__Problem statement__:
Leave the pictures out and restate every line below exactly.

[Web page and app entries]
****
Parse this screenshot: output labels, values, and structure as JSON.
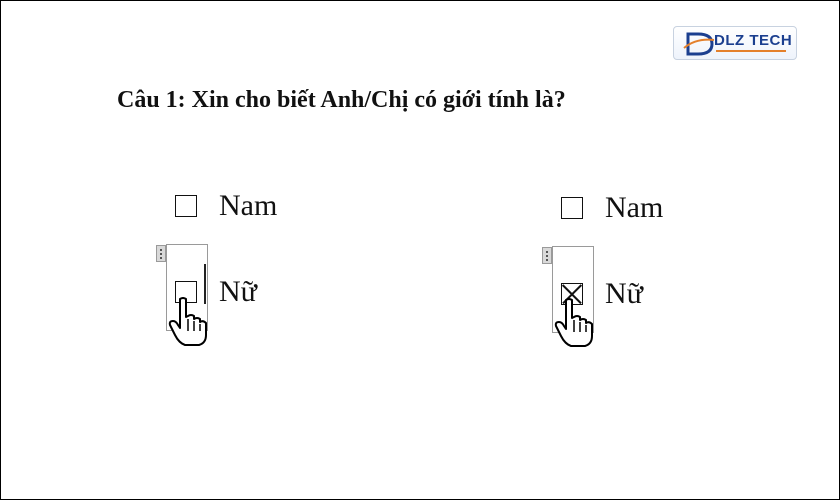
{
  "logo": {
    "text": "DLZ TECH",
    "icon": "dlz-logo-mark"
  },
  "question": "Câu 1: Xin cho biết Anh/Chị có giới tính là?",
  "forms": [
    {
      "options": [
        {
          "label": "Nam",
          "checked": false
        },
        {
          "label": "Nữ",
          "checked": false
        }
      ]
    },
    {
      "options": [
        {
          "label": "Nam",
          "checked": false
        },
        {
          "label": "Nữ",
          "checked": true
        }
      ]
    }
  ],
  "icons": {
    "control_handle": "drag-handle-icon",
    "pointer": "hand-pointer-icon"
  }
}
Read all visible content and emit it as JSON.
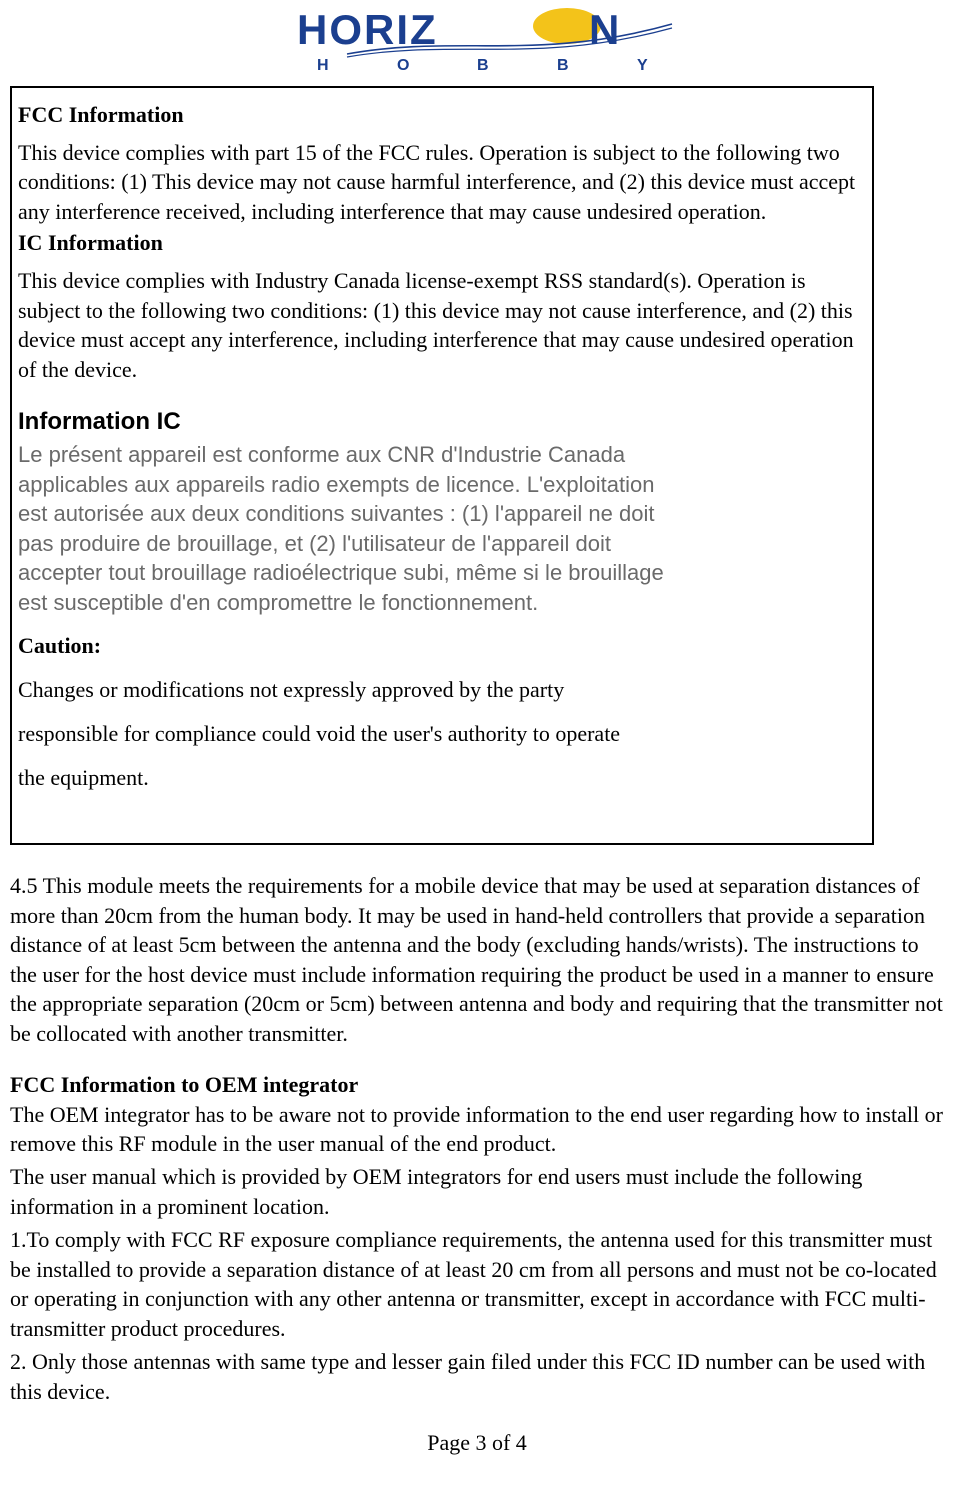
{
  "logo": {
    "brand_main": "HORIZON",
    "brand_sub_letters": [
      "H",
      "O",
      "B",
      "B",
      "Y"
    ]
  },
  "box": {
    "fcc_heading": "FCC Information",
    "fcc_body": "This device complies with part 15 of the FCC rules. Operation is subject to the following two conditions: (1) This device may not cause harmful interference, and (2) this device must accept any interference received, including interference that may cause undesired operation.",
    "ic_heading": "IC Information",
    "ic_body": "This device complies with Industry Canada license-exempt RSS standard(s).  Operation is subject to the following two conditions: (1) this device may not cause interference, and (2) this device must accept any interference, including interference that may cause undesired operation of the device.",
    "fr_heading": "Information IC",
    "fr_body": "Le présent appareil est conforme aux CNR d'Industrie Canada applicables aux appareils radio exempts de licence. L'exploitation est autorisée aux deux conditions suivantes : (1) l'appareil ne doit pas produire de brouillage, et (2) l'utilisateur de l'appareil doit accepter tout brouillage radioélectrique subi, même si le brouillage est susceptible d'en compromettre le fonctionnement.",
    "caution_heading": "Caution:",
    "caution_line1": "Changes or modifications not expressly approved by the party",
    "caution_line2": "responsible for compliance could void the user's authority to operate",
    "caution_line3": "the equipment."
  },
  "below": {
    "sep_body": "4.5 This module meets the requirements for a mobile device that may be used at separation distances of more than 20cm from the human body. It may be used in hand-held controllers that provide a separation distance of at least 5cm between the antenna and the body (excluding hands/wrists). The instructions to the user for the host device must include information requiring the product be used in a manner to ensure the appropriate separation (20cm or 5cm) between antenna and body and requiring that the transmitter not be collocated with another transmitter.",
    "oem_heading": "FCC Information to OEM integrator",
    "oem_p1": "The OEM integrator has to be aware not to provide information to the end user regarding how to install or remove this RF module in the user manual of the end product.",
    "oem_p2": "The user manual which is provided by OEM integrators for end users must include the following information in a prominent location.",
    "oem_p3": "1.To comply with FCC RF exposure compliance requirements, the antenna used for this transmitter must be installed to provide a separation distance of at least 20 cm from all persons and must not be co-located or operating in conjunction with any other antenna or transmitter, except in accordance with FCC multi-transmitter product procedures.",
    "oem_p4": "2. Only those antennas with same type and lesser gain filed under this FCC ID number can be used with this device."
  },
  "footer": {
    "page_label": "Page 3 of 4"
  }
}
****
__Solution to the problem__:
Parse this screenshot: output labels, values, and structure as JSON.
{
  "logo": {
    "text": "DLZ TECH",
    "icon": "dlz-logo-mark"
  },
  "question": "Câu 1: Xin cho biết Anh/Chị có giới tính là?",
  "forms": [
    {
      "options": [
        {
          "label": "Nam",
          "checked": false
        },
        {
          "label": "Nữ",
          "checked": false
        }
      ]
    },
    {
      "options": [
        {
          "label": "Nam",
          "checked": false
        },
        {
          "label": "Nữ",
          "checked": true
        }
      ]
    }
  ],
  "icons": {
    "control_handle": "drag-handle-icon",
    "pointer": "hand-pointer-icon"
  }
}
Read all visible content and emit it as JSON.
{
  "logo": {
    "brand_main": "HORIZON",
    "brand_sub_letters": [
      "H",
      "O",
      "B",
      "B",
      "Y"
    ]
  },
  "box": {
    "fcc_heading": "FCC Information",
    "fcc_body": "This device complies with part 15 of the FCC rules. Operation is subject to the following two conditions: (1) This device may not cause harmful interference, and (2) this device must accept any interference received, including interference that may cause undesired operation.",
    "ic_heading": "IC Information",
    "ic_body": "This device complies with Industry Canada license-exempt RSS standard(s).  Operation is subject to the following two conditions: (1) this device may not cause interference, and (2) this device must accept any interference, including interference that may cause undesired operation of the device.",
    "fr_heading": "Information IC",
    "fr_body": "Le présent appareil est conforme aux CNR d'Industrie Canada applicables aux appareils radio exempts de licence. L'exploitation est autorisée aux deux conditions suivantes : (1) l'appareil ne doit pas produire de brouillage, et (2) l'utilisateur de l'appareil doit accepter tout brouillage radioélectrique subi, même si le brouillage est susceptible d'en compromettre le fonctionnement.",
    "caution_heading": "Caution:",
    "caution_line1": "Changes or modifications not expressly approved by the party",
    "caution_line2": "responsible for compliance could void the user's authority to operate",
    "caution_line3": "the equipment."
  },
  "below": {
    "sep_body": "4.5 This module meets the requirements for a mobile device that may be used at separation distances of more than 20cm from the human body. It may be used in hand-held controllers that provide a separation distance of at least 5cm between the antenna and the body (excluding hands/wrists). The instructions to the user for the host device must include information requiring the product be used in a manner to ensure the appropriate separation (20cm or 5cm) between antenna and body and requiring that the transmitter not be collocated with another transmitter.",
    "oem_heading": "FCC Information to OEM integrator",
    "oem_p1": "The OEM integrator has to be aware not to provide information to the end user regarding how to install or remove this RF module in the user manual of the end product.",
    "oem_p2": "The user manual which is provided by OEM integrators for end users must include the following information in a prominent location.",
    "oem_p3": "1.To comply with FCC RF exposure compliance requirements, the antenna used for this transmitter must be installed to provide a separation distance of at least 20 cm from all persons and must not be co-located or operating in conjunction with any other antenna or transmitter, except in accordance with FCC multi-transmitter product procedures.",
    "oem_p4": "2. Only those antennas with same type and lesser gain filed under this FCC ID number can be used with this device."
  },
  "footer": {
    "page_label": "Page 3 of 4"
  }
}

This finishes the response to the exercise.